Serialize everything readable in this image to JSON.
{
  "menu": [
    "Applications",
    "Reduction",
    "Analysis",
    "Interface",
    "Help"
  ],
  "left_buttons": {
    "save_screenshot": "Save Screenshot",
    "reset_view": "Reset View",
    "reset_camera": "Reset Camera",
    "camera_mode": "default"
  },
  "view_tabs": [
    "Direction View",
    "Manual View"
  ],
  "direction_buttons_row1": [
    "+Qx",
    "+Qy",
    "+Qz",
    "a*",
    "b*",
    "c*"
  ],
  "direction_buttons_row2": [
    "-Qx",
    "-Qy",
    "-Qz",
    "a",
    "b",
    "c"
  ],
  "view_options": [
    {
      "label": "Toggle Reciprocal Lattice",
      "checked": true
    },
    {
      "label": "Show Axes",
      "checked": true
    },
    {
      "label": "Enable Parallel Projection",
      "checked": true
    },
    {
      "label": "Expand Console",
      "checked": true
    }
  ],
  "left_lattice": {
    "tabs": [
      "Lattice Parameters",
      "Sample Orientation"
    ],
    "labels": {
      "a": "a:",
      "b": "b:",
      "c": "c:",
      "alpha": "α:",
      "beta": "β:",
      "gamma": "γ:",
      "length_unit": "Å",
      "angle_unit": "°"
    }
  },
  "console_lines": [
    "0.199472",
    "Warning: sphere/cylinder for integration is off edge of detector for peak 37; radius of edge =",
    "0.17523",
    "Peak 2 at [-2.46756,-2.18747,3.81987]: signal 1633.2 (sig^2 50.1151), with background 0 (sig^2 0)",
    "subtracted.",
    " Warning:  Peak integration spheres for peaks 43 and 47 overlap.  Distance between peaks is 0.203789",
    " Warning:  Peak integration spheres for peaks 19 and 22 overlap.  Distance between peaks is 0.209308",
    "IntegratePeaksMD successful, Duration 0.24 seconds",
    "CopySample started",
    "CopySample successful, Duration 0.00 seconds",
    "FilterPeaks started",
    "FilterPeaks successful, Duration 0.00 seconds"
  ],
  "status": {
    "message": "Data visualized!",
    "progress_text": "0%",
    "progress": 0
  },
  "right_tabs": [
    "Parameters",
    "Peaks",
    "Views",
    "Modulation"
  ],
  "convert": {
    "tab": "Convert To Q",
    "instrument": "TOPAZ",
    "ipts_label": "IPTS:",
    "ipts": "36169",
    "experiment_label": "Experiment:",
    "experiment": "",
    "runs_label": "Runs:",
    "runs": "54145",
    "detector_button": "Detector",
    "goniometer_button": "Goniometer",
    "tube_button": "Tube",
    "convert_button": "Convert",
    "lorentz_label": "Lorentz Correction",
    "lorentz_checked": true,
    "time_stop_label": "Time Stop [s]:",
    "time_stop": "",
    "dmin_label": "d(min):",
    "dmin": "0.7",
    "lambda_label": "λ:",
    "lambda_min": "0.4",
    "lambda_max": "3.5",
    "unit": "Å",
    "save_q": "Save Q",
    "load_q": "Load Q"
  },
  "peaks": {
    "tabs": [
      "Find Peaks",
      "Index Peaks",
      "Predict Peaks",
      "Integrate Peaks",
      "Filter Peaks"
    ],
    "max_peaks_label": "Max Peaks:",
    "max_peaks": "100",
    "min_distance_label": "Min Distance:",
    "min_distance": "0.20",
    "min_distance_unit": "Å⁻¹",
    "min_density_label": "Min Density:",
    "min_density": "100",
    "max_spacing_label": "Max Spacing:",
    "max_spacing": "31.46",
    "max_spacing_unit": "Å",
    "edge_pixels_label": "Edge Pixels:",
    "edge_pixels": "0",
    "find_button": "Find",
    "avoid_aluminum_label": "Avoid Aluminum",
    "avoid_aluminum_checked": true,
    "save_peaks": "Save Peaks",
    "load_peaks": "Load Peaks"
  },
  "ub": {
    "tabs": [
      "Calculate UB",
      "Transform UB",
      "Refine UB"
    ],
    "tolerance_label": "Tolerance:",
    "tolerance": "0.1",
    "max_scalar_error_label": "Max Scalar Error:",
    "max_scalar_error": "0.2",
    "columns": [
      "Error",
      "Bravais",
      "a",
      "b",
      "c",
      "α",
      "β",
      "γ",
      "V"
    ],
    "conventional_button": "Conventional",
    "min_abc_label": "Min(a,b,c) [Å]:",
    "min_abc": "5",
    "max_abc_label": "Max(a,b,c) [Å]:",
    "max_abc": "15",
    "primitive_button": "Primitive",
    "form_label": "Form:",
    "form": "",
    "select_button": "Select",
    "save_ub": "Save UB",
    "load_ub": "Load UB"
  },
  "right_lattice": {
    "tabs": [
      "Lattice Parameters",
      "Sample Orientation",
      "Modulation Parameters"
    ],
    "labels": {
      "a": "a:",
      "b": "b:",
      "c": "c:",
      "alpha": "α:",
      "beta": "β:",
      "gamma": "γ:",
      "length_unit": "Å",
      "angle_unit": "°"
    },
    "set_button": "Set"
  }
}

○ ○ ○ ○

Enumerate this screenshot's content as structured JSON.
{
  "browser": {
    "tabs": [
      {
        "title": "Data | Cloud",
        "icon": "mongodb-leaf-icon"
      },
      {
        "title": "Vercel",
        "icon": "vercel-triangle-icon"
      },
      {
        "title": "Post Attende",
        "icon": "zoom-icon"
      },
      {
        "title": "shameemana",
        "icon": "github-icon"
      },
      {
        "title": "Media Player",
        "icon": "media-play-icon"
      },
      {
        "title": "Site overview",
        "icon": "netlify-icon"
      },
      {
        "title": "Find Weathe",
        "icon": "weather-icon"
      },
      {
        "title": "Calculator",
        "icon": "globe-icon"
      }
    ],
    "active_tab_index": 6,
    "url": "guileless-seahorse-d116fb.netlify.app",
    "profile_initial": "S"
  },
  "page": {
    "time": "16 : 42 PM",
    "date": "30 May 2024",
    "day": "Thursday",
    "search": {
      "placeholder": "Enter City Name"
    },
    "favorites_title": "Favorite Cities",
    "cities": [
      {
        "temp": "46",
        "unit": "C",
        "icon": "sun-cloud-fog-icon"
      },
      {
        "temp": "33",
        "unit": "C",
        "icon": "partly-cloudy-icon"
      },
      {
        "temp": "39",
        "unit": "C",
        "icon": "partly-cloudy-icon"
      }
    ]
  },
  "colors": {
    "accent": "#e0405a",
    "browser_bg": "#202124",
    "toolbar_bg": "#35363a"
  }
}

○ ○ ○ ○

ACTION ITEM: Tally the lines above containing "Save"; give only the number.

ANSWER TO THE EXERCISE: 4